The Norwegians Prove Themselves in Memphis
Last year at about this time, I had a belly full of brisket, still smelled of smoke and was rushing back to the District to put the finishing touches on my story about three international teams competing in the Memphis in May barbecue contest, the so-called Super Bowl of Swine. The weekend was a blast: Besides the heavenly aromas and flavors, imagine men dressed in pig drag, ice coolers turned into motorized transport, and more punny team names than you can shake a pork rib at. Despite the frivolity, it's a lot of work, and the global teams' hopes for 'que glory were dashed when the none of their names were called out from the stage come awards time.
Only one of the three returned this year: 100 Degrees Celsius, under the leadership of Okie-turned-Norwegian Craig Whitson, known in his country as Grillkongen (Grill King) Craig. What a difference a year makes. In its third appearance in Memphis this past weekend, the team took home two second-place trophies, both in "anything but" (i.e., anything but pork) categories. That's after a single third-place trophy in 2007 and squat in 2008.
100 Degrees Celsius, named for the team's preferred sweet-spot temperature of low-and-slow barbecue (212 degrees Fahrenheit), again worked on a tricked-out smoker dubbed Bling-Bling by its acclaimed maker, David Klose of Houston. In an e-mail from his home in Norway, where he is a restaurateur, Whitson said the team was happy with its higher point totals in the hyper-competitive ribs category (it went from 76th place last year to 45th in 2009) but was ecstatic about the two second-place wins, which bring them $1,000 in addition to trophies so big "we had to dismount them to pack them in the largest suitcases" for the trip home.
The winning dishes were beef tenderloin (a change-up from last year's brisket), with a glaze made of black pepper, caramel, cider vinegar and soy sauce; and rack of lamb grilled the same way as last year, "but the apricot sauce was replaced by a pear and apple compote with a bit of fresh jalapeño and a dash of chipotle en adobo," Whitson said. "The combination worked perfectly."
100 Degrees Celsius was one of just two international teams this year. "I think the economy had something to do with it," Whitson said. The other, the Danish National BBQ Team (which Whitson coached), took home a trophy, too, for third place in the beef category. The team, sponsored by Weber, cooked everything on Weber equipment available at any Home Depot, said Jim Boland of Memphis, who worked with both teams. "They had such style and technique," Boland said in a phone interview. "They even baked bread on the grill."
The international teams don't have quite as much to prove anymore, but Whitson is already thinking about 2010. "Will we be back? You bet."
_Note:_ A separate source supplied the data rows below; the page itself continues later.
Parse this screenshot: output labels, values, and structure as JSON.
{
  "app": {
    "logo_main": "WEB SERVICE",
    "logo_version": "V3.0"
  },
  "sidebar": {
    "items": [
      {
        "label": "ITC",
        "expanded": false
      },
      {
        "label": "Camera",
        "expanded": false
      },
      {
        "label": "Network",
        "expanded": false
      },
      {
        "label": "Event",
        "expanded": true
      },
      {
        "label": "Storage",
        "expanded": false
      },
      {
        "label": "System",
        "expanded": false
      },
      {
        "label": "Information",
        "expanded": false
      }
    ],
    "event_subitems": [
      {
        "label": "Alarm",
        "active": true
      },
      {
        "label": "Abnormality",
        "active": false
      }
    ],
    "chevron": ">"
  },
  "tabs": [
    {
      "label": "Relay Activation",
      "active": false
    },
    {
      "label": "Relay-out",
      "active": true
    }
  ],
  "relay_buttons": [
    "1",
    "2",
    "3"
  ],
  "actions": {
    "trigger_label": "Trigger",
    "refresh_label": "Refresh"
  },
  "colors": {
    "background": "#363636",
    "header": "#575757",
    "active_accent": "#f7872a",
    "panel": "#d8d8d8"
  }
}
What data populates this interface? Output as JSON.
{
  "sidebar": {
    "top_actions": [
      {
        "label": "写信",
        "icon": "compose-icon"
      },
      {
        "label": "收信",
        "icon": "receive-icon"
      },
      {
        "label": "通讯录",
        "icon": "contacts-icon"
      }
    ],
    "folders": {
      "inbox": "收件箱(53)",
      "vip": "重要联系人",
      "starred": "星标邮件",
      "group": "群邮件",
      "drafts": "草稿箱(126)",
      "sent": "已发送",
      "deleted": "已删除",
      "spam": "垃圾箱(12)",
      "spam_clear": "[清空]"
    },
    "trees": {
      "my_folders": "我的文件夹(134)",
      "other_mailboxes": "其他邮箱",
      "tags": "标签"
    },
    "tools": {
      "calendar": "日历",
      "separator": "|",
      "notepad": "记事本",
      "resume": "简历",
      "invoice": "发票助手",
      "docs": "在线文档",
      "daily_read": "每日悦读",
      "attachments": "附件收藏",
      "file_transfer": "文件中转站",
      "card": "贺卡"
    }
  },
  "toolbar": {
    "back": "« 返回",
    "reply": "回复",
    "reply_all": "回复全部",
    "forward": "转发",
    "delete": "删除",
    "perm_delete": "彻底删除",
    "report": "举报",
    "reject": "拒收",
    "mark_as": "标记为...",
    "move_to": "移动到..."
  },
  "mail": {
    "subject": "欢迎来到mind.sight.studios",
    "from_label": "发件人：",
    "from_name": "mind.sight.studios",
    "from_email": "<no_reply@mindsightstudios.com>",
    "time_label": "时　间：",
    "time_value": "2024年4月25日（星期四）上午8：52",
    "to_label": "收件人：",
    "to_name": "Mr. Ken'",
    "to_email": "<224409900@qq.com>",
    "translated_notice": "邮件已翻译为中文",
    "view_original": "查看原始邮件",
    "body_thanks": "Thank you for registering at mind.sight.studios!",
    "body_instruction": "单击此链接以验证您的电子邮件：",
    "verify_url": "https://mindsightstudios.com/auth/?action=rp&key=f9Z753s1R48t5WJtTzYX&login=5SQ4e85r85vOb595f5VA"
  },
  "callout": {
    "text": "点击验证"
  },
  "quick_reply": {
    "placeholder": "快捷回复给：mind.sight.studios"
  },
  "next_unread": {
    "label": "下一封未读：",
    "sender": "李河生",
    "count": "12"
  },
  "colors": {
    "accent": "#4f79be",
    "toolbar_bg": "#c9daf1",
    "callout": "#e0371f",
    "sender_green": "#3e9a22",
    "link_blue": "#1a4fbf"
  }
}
Spoken like a true competitor.
-- Joe Yonan
Posted by: unitcaptain11 | May 19, 2009 5:45 PM | Report abuse
Posted by: billtara | May 19, 2009 7:18 PM | Report abuse
Posted by: Joe Yonan | May 20, 2009 7:25 AM | Report abuse
The comments to this entry are closed.